“They even apologised for imprisoning us, saying that we had been locked up by mistake. They gave us what they claimed to be nine days of food into the train, but we ate it in two days and starved for the next eight. So whenever we stopped at a station somewhere, we jumped out of the train, sold our English underwear or shirt, which we’d already received, and bought pasties, bread, or cucumbers. In that way we came all the way to Buzuluk.”
“One morning below Dukla, in Machnówka, my commander Václav Růžička said he was hungry, that he’d like a bite to eat. So I told the cooks to prepare something for the commander. They chopped up some wood and wanted to make him an egg with ham or an American tin. But the commander came up and said: ‘Boys, I don’t like it, leave everything here and take the cars back there behind those houses!’ We were on a small square. We hadn’t even finished putting the cars behind the houses when a shell exploded right where we had been standing. And there were so many people and horses nearby that even so we had a lot of wounded.”
“In the morning the artillery blasted the place with so many cannons, Katyushas that, as it was calculated, shells were falling two or three to every metre. The forest was bent double from the terrible din. Then we attacked. Infantry at the head, we behind them, and the Germans were strewn about like sheaves at harvest, lying here, lying there, still alive.”
“In the morning the soldiers left to the training grounds. I stayed with the boys and we prepared the food. It was drizzling. About seven a.m. He (Gen. Svoboda) said: ‘What’re you cooking?’ The boys were Volhynian Czechs, fresh fish, they didn’t know him. ‘What’s it to you? That’s a military secret.’ Everything was a military secret on the front. I recognised him by his voice. I was doing something. Sorting something out in the car.”
“In the morning, a day before the new year, we came to Malá Cerekev. There was a sugar mill there, Ruda, which had a huge amount of sugar. The Germans were still in the sugar mill when the Soviet soldiers started taking it over. They had a rearguard, which captured and detained loot, various warehouses and material. And we came there and wanted the sugar. They didn’t want to give it to us. ‘You have to give it to us, or we’ll take it anyway.’ So we went and took one sack and started dragging it away. A Soviet soldier sat on it and refused to get off. So about four of us took the sack, soldier and all, and loaded it up into our car. Then he said: ‘Take it then and go.’ We took two hundred-kilo sacks there, and we used it to distil vodka at the front.”
“There was one boy there, twenty-or-so years old. He always took his rifle and went off to shoot Germans like he was going to hunt game.

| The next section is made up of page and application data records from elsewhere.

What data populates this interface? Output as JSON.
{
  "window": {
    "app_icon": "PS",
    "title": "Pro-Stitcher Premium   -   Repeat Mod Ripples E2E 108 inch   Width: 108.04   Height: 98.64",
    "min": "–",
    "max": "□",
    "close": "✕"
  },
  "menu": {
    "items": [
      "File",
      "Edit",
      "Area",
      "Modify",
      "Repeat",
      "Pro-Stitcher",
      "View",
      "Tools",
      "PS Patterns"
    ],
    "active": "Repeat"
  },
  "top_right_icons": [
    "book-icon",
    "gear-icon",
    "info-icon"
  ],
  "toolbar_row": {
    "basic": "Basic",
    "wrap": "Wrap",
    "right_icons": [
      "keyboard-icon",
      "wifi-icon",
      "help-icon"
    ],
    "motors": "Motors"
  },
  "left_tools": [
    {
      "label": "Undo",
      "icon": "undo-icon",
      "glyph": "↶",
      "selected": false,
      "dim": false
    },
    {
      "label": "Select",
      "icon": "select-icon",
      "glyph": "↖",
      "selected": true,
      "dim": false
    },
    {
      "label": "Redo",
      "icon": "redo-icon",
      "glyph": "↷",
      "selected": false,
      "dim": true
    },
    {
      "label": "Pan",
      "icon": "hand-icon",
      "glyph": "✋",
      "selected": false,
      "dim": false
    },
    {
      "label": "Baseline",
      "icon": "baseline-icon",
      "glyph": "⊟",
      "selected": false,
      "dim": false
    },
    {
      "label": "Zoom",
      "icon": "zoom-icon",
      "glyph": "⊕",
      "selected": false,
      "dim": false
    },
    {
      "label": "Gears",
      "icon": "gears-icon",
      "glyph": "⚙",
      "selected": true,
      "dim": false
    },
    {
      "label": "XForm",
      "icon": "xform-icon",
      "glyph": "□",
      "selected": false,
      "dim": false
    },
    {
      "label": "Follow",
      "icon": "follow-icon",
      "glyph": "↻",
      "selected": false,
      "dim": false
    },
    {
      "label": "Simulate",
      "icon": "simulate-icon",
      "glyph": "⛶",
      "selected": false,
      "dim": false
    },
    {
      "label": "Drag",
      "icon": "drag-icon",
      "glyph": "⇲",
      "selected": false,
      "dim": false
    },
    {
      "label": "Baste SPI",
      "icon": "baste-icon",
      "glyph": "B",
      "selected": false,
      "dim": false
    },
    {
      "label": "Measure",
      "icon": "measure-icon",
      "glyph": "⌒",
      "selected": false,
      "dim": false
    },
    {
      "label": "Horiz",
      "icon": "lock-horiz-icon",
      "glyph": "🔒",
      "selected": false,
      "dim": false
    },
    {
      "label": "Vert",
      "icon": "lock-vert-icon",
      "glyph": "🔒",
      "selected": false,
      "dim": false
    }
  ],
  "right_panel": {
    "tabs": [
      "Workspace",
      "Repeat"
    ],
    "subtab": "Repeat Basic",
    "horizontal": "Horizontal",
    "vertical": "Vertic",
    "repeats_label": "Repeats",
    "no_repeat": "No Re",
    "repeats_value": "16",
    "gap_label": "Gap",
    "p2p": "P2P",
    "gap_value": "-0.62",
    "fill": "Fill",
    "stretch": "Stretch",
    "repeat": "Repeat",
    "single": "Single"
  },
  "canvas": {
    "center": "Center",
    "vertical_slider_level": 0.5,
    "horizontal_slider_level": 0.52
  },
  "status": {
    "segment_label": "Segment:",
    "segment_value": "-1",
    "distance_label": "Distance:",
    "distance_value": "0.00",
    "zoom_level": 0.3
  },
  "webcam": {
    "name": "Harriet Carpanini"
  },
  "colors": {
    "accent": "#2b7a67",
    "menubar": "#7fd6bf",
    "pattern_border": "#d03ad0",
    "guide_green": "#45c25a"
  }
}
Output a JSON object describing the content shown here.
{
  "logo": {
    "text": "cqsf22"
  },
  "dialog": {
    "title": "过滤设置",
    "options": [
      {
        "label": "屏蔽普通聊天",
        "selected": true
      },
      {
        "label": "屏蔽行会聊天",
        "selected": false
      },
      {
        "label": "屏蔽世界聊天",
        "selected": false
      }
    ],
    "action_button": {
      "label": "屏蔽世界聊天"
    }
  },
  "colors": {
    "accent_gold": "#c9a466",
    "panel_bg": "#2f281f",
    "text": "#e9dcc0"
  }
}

He would go to the front lines, lie down, and it was enough if a German just showed a hand, or... and he hit him. He was a sniper. Olovčák was his name. Well, and one time when an aeroplane flew low to the ground, he shot it down.”
Shells were falling two or three to every metre, the forest was bent double from the terrible din
Fedor Havran is a native of Carpathian Ruthenia, he was born in 1919. In 1940 he was drafted into the Hungarian occupation army, whence he fled to the USSR. However, there he was convicted of illegally crossing the borders and imprisoned in various labour camps. He was released upon applying to the newly founded Czechoslovak independent battalion in Buzuluk. He fought under the Czechoslovak banner in various places throughout the USSR and Czechoslovakia, including Kiev and Dukla. At first, he served with the anti-aircraft artillery, later as a quartermaster, he was known for his singular ability to obtain food for his soldiers under any circumstances. After the war he settled down in northern Bohemia and worked as a restaurateur. He died in 2006.